NonePlease indicate the methods that may require specialised expertise during the peer review process (use a comma to separate various required expertises).
Biodiversity, Coexistence, Colonization, Community ecology, Competition, Dispersal & Migration, Experimental ecology, Landscape ecology, Spatial ecology, Metacommunities & Metapopulations
No need for them to be recommenders of PCIEcology. Please do not suggest reviewers for whom there might be a conflict of interest.

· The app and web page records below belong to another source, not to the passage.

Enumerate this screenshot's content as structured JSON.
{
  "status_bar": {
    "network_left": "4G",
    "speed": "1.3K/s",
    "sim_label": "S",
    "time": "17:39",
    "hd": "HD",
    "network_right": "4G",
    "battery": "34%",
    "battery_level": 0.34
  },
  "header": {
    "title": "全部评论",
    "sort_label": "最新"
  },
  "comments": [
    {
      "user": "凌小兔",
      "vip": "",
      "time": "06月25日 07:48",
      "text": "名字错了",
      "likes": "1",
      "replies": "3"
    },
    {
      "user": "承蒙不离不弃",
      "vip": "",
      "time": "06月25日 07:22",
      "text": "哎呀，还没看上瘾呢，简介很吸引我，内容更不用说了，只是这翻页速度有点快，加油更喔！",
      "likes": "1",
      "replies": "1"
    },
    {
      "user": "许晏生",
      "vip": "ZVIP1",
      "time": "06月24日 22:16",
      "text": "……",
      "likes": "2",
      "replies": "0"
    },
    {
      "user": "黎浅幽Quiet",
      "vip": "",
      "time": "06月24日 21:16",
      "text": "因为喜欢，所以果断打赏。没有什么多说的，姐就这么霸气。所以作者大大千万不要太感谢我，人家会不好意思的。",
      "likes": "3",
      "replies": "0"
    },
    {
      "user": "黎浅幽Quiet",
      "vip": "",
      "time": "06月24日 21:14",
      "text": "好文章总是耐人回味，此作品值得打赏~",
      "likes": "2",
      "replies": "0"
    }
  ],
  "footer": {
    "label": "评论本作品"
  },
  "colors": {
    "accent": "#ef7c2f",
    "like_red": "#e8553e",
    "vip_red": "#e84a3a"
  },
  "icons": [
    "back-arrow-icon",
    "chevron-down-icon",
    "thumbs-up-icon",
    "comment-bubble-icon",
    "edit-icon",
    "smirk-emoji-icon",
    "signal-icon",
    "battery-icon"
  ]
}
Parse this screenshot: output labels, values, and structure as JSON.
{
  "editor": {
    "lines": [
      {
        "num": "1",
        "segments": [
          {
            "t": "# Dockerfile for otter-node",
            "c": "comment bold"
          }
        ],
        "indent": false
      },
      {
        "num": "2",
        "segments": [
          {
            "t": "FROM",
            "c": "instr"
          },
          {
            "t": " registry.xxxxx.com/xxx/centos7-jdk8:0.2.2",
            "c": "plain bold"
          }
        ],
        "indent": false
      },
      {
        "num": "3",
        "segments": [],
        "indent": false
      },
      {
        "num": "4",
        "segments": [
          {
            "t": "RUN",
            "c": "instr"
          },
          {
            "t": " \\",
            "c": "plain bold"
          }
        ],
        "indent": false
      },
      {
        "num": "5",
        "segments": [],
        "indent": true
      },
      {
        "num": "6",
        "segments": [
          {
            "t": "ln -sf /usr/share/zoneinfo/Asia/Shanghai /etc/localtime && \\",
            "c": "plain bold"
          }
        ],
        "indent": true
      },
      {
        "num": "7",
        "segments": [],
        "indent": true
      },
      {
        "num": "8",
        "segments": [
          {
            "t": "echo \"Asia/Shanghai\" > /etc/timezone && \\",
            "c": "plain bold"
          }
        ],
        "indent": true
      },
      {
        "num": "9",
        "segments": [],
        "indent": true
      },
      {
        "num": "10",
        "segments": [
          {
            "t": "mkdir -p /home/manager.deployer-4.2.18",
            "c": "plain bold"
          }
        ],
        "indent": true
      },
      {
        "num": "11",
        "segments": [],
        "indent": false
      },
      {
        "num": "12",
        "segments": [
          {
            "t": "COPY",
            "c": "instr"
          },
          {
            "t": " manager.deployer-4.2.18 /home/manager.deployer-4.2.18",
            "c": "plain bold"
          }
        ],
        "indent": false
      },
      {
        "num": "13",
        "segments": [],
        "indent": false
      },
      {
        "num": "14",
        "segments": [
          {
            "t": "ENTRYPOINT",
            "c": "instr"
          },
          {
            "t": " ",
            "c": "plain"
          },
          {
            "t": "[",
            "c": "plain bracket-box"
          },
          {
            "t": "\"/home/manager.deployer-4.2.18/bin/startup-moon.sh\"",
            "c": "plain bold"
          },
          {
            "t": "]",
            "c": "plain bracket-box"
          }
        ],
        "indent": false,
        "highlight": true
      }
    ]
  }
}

Reviewers are not allowed to review preprints written by close colleagues (with whom they have published in the last four years, with whom they have received joint funding in the last four years, or with whom they are currently writing a manuscript, or submitting a grant proposal), or by family members, friends, or anyone for whom bias might affect the nature of the review - see the code of conduct
e.g. John Doe []
2020-12-08 15:55:20
Elodie Vercken